« Reply #7 on: November 04, 2015, 12:47:48 PM »

You still contribute the max to your company's HSA, so you can avoid those additional taxes up front, then once a year or so you roll them out to Saturna. This gives the best of both worlds.

I finally got to the bottom of it, it's a $54/year fee for the account, with no extra fees for investing.  They have a Vanguard S&P 500 fund with a .17% ER, so that's what I'll stick with for now.  I don't think switching will be worth it for awhile.

In the earlier case where I thought the ERs were going to be out of control, your strategy would be perfect.  As it stands I'm paying the $54/year even if I rollover, so I might as well stick it in their funds with the .17% ER and avoid Saturna's transaction fee.
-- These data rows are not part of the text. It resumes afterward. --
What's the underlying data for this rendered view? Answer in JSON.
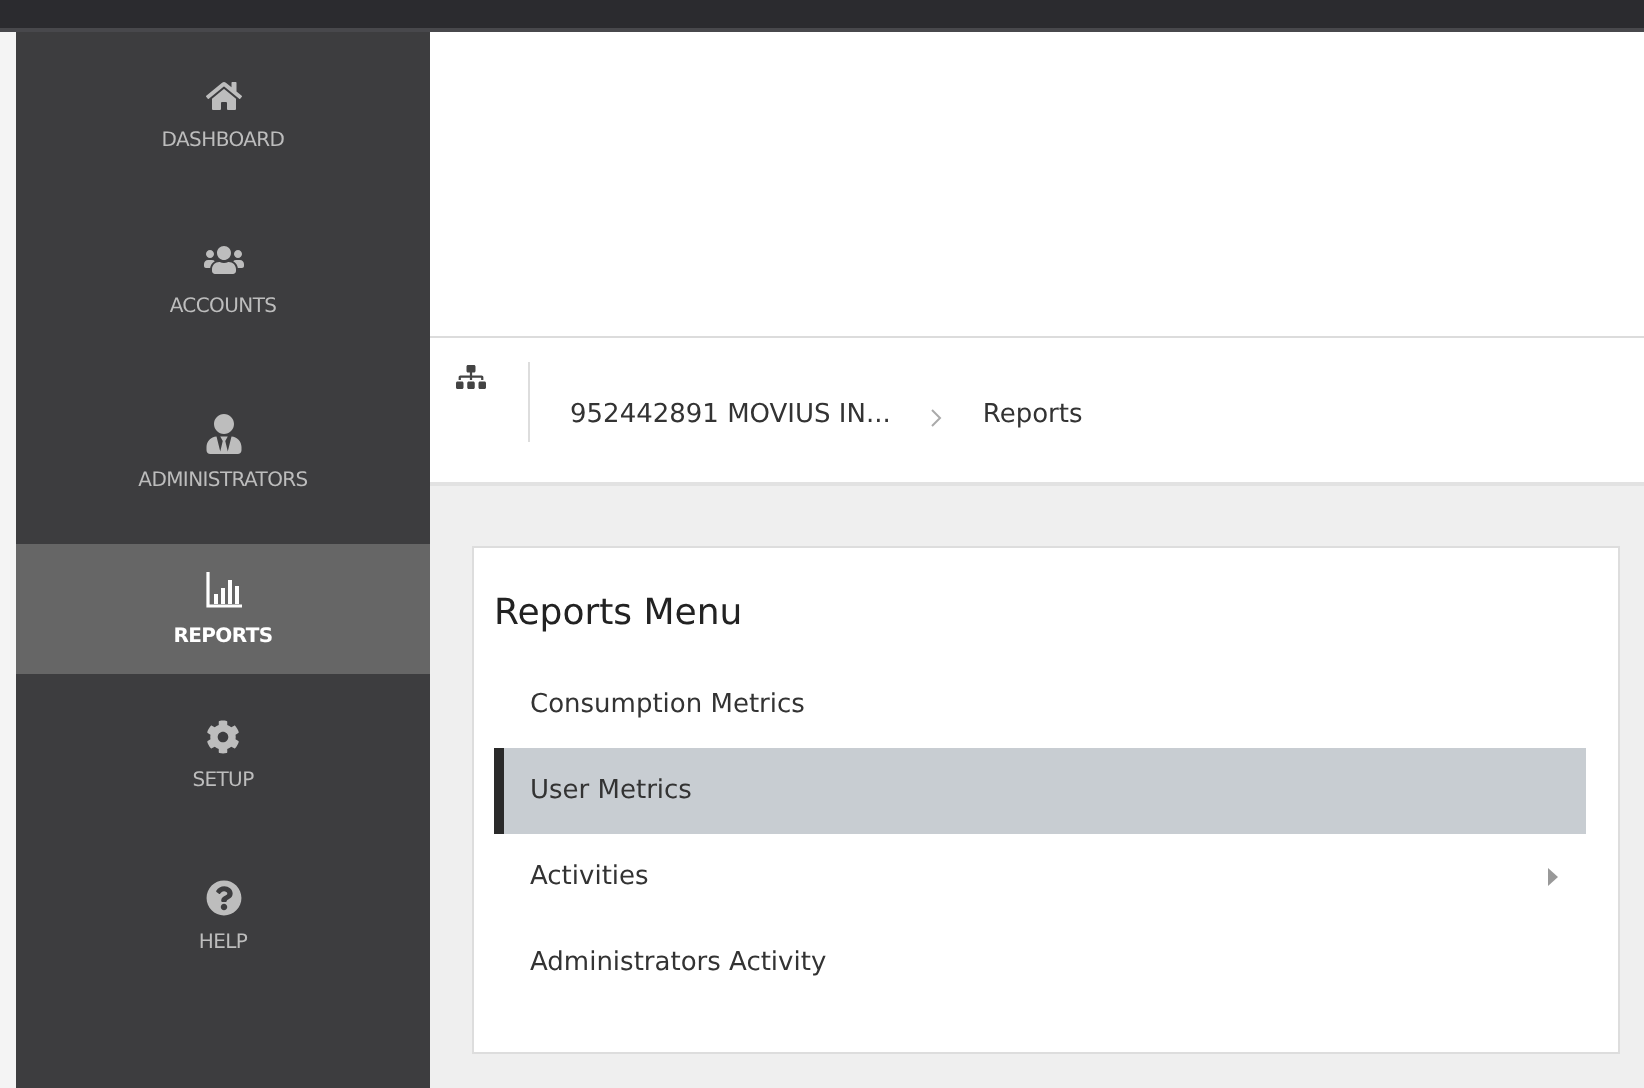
{
  "sidebar": {
    "items": [
      {
        "label": "DASHBOARD",
        "selected": false
      },
      {
        "label": "ACCOUNTS",
        "selected": false
      },
      {
        "label": "ADMINISTRATORS",
        "selected": false
      },
      {
        "label": "REPORTS",
        "selected": true
      },
      {
        "label": "SETUP",
        "selected": false
      },
      {
        "label": "HELP",
        "selected": false
      }
    ]
  },
  "breadcrumb": {
    "items": [
      "952442891 MOVIUS IN...",
      "Reports"
    ]
  },
  "reports_menu": {
    "title": "Reports Menu",
    "items": [
      {
        "label": "Consumption Metrics",
        "selected": false,
        "has_submenu": false
      },
      {
        "label": "User Metrics",
        "selected": true,
        "has_submenu": false
      },
      {
        "label": "Activities",
        "selected": false,
        "has_submenu": true
      },
      {
        "label": "Administrators Activity",
        "selected": false,
        "has_submenu": false
      }
    ]
  }
}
http://www.healthaccounts.bankofamerica.com/learn-individuals.shtml

Thanks for the help everyone!

Sounds like a plan. Good luck!